Two of my classes in seminary this semester center on the idea of Christian education. One of the concepts that has been declared loud and clear is that parents/guardians typically have the most profound effect on the spiritual development of children and adolescents. What is done in church is important, but what is done in the home can increase that impact exponentially.
Looking back on my childhood, I realize the ways in which my mom and dad were teaching us in subtle ways. After church every Sunday, we would often go out to eat. My parents would ask us what we thought about the worship service. What was the message about? What did it mean to us? Were there things with which we agreed or disagreed?
There wasn’t pressure to say anything. I never thought about it as our parents trying to educate us. It was simply a natural part of the lunchtime conversation. Yet those conversations taught me a few important things.
First, it taught me that church did not stop when you walked out the sanctuary door. You continued to think about lessons learned and ponder how they should impact your life as you headed out into the rest of the world. This is something that we talk about all the time, but it was another thing entirely to see it demonstrated.
Secondly, it taught me to think critically about matters of faith. If we had things that we didn’t understand or thought didn’t quite fit, those thoughts were not squashed. We were given room to analyze the things taught and given permission to respectfully disagree as long as we had good reason. I learned what it mean to love God with my mind and that has had a huge impact on me as I have gone on to college and now seminary. It will probably continue to get me into trouble with some people.
Thirdly, it taught me that all voices were important in these conversations. All five of us took part in these lunchtime conversations: Mom, Dad, my younger brother, younger sister, and myself. I did not feel like my parents had rank over me because they were older or that I did over my siblings. Older and younger, male and female had something important to offer.
Mom and Dad were practicing a principle that goes back to the Torah, if not further. Deuteronomy 6 contains a passage known as the Shema, which is Hebrew for “hear” - its opening word:
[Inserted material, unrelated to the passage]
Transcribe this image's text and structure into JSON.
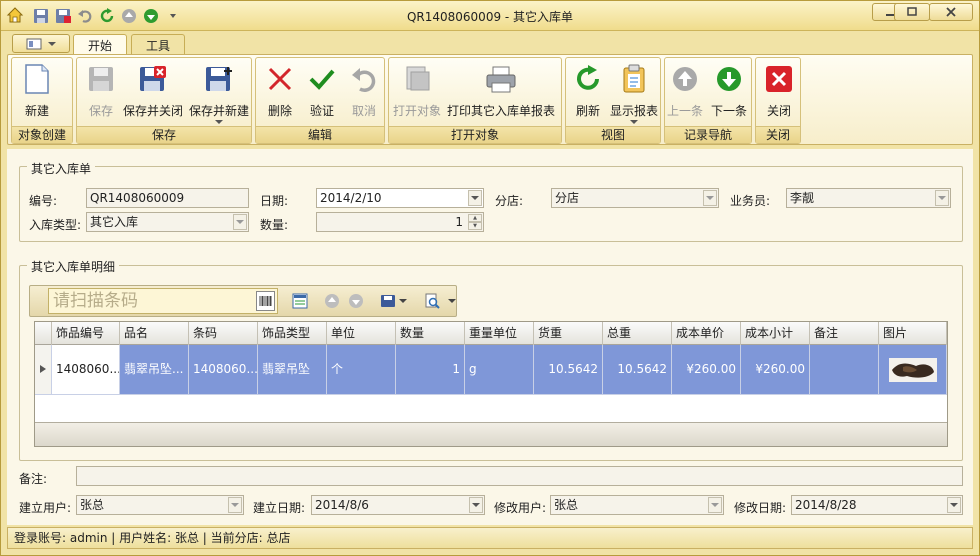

Hear, O Israel: The Lord is our God, the Lord alone. You shall love the Lord your God with all your heart, and with all your soul, and with all your might. Keep these words that I am commanding you today in your heart. Recite them to your children and talk about them when you are at home and when you are away, when you lie down and when you rise. Bind them as a sign on your hand, fix them as an emblem on your forehead, and write them on the doorposts of your house and on your gates.
My parents took that to heart. The church was not the sole place that we learned about God, but one of many places. I pray that EA and I are able to embody that with our sons.